The way Dearborn paints this frozen town in the grips of a Maine winter will have you chilled to the bone as much as the horrible creature haunting its population. I couldn’t help but be reminded of some of my favorite films and novels. The disappearances brought back that unsettling feeling I got the first time I read ‘Salem’s Lot. The snow and isolation, along with the fear and paranoia of what the hell is out here with us gave me flashbacks of John Carpenter’s The Thing. The overall vibe and style also reminded me of Stephen King’s Dreamcatcher (the novel, not the terrible adaptation).
I don’t do spoilers, so I won’t give anything away. Just believe me…. if you love King, if you enjoyed The Thing, you cannot miss this read! One of the best novellas I’ve had the pleasure of reading and certainly an early contender for my 2016 Top Ten list.
I give Woman in White 5-Stars!
Woman in White by Kristin Dearborn
Available: Feb 4, 2016
Format: eBook ($2.99)
Rocky Rhodes, Maine.
As a fierce snowstorm descends upon the sleepy little town, a Good Samaritan stops to help a catatonic woman sitting in the middle of the icy road, and is never seen or heard from again.

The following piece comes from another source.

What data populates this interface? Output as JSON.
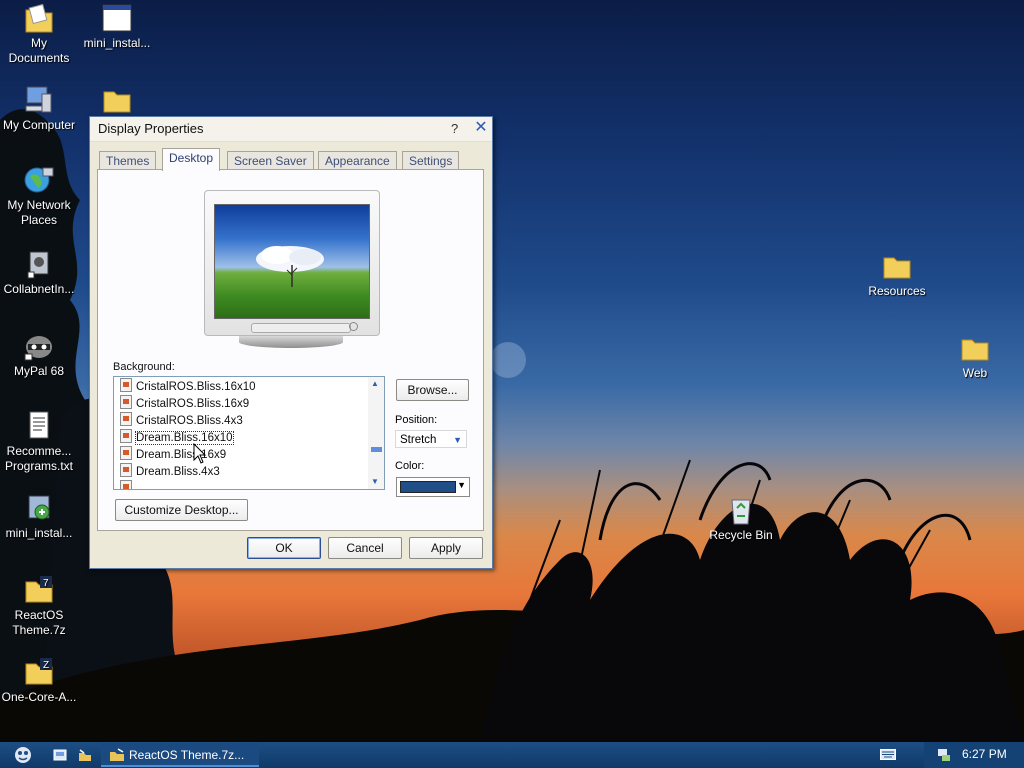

When the police find his car, it is splattered in more blood than the human body can hold.
While the storm rages on, the wave of disappearances continue, the victims sharing only one commonality: they are all male. Now it’s up to three young women to figure out who or what is responsible: a forensic chemist, a waitress struggling with an abusive boyfriend, and a gamer coping with the loss of her lover.

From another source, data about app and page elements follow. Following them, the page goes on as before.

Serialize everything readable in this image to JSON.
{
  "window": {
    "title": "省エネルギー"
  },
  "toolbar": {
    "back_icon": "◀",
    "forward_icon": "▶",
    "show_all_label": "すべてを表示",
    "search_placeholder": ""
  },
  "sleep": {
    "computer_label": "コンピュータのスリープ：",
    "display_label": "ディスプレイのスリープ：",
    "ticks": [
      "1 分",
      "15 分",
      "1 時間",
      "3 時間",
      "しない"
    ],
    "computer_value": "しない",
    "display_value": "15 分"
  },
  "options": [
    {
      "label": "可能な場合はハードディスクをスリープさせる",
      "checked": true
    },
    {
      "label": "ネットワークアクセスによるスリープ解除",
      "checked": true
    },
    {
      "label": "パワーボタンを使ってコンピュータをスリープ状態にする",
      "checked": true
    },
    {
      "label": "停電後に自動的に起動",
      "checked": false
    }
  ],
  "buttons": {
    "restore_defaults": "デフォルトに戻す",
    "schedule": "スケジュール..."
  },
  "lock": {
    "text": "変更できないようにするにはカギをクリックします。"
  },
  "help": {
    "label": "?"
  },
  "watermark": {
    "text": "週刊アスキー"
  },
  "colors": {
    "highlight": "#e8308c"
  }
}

Their search will lead them on a journey filled with unspeakable horrors that are all connected to a mysterious Woman in White.

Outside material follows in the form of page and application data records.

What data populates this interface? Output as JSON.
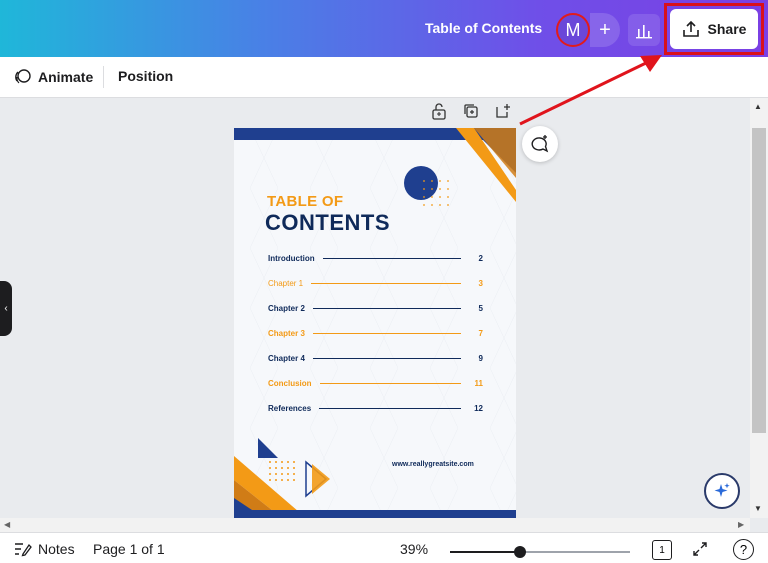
{
  "header": {
    "doc_title": "Table of Contents",
    "avatar_initial": "M",
    "add_symbol": "+",
    "share_label": "Share"
  },
  "toolbar": {
    "animate_label": "Animate",
    "position_label": "Position"
  },
  "document": {
    "heading_line1": "TABLE OF",
    "heading_line2": "CONTENTS",
    "toc": [
      {
        "label": "Introduction",
        "page": "2",
        "style": "blue"
      },
      {
        "label": "Chapter 1",
        "page": "3",
        "style": "orange"
      },
      {
        "label": "Chapter 2",
        "page": "5",
        "style": "blue"
      },
      {
        "label": "Chapter 3",
        "page": "7",
        "style": "orange"
      },
      {
        "label": "Chapter 4",
        "page": "9",
        "style": "blue"
      },
      {
        "label": "Conclusion",
        "page": "11",
        "style": "orange"
      },
      {
        "label": "References",
        "page": "12",
        "style": "blue"
      }
    ],
    "website": "www.reallygreatsite.com"
  },
  "footer": {
    "notes_label": "Notes",
    "page_indicator": "Page 1 of 1",
    "zoom_label": "39%",
    "zoom_value": 39,
    "pages_count": "1",
    "help_symbol": "?"
  },
  "colors": {
    "accent_orange": "#f39a16",
    "navy": "#0f2a5a",
    "brand_blue": "#1f3f8f",
    "highlight_red": "#d9101a"
  },
  "icons": {
    "animate": "animate-icon",
    "lock": "lock-icon",
    "duplicate": "duplicate-icon",
    "add_page": "add-page-icon",
    "comment": "comment-add-icon",
    "share": "share-upload-icon",
    "analytics": "bar-chart-icon",
    "magic": "sparkle-icon",
    "notes": "notes-icon",
    "fullscreen": "expand-icon",
    "help": "help-icon"
  }
}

“Horror born straight from a nor’easter, Dearborn’s Woman in White is a great read for a winter night—with a monster I’ll never forget.” —Christopher Irvin, author of Federales and Burn Cards
“Kristin Dearborn’s Woman in White is a rip-roaring monster tale with sharp-eyed characterization and something to say about the power dynamics between men and woman. Thought-provoking and entertaining as hell!” —Tim Waggoner, author of Eat the Night
“Great stuff! Suspenseful, quickly paced, unpredictable and wonderfully evil tale. Kristin Dearborn’s best yet!” —Jeff Strand, author of Pressure
If it screams, squelches, or bleeds, Kristin Dearborn has probably written about it. She’s written books such as Sacrifice Island (DarkFuse), Trinity (DarkFuse), and had fiction published in several magazines and anthologies. Stolen Away was recently a limited edition offered from Thunderstorm Books, which sold out. She revels in comments like “But you look so normal…how do you come up with that stuff?” A life-long New Englander, she aspires to the footsteps of the local masters, Messrs. King and Lovecraft. When not writing or rotting her brain with cheesy horror flicks (preferably creature features!), she can be found scaling rock cliffs or zipping around Vermont on a motorcycle, or gallivanting around the globe. Find more on Kristin at http://kristindearborn.com/.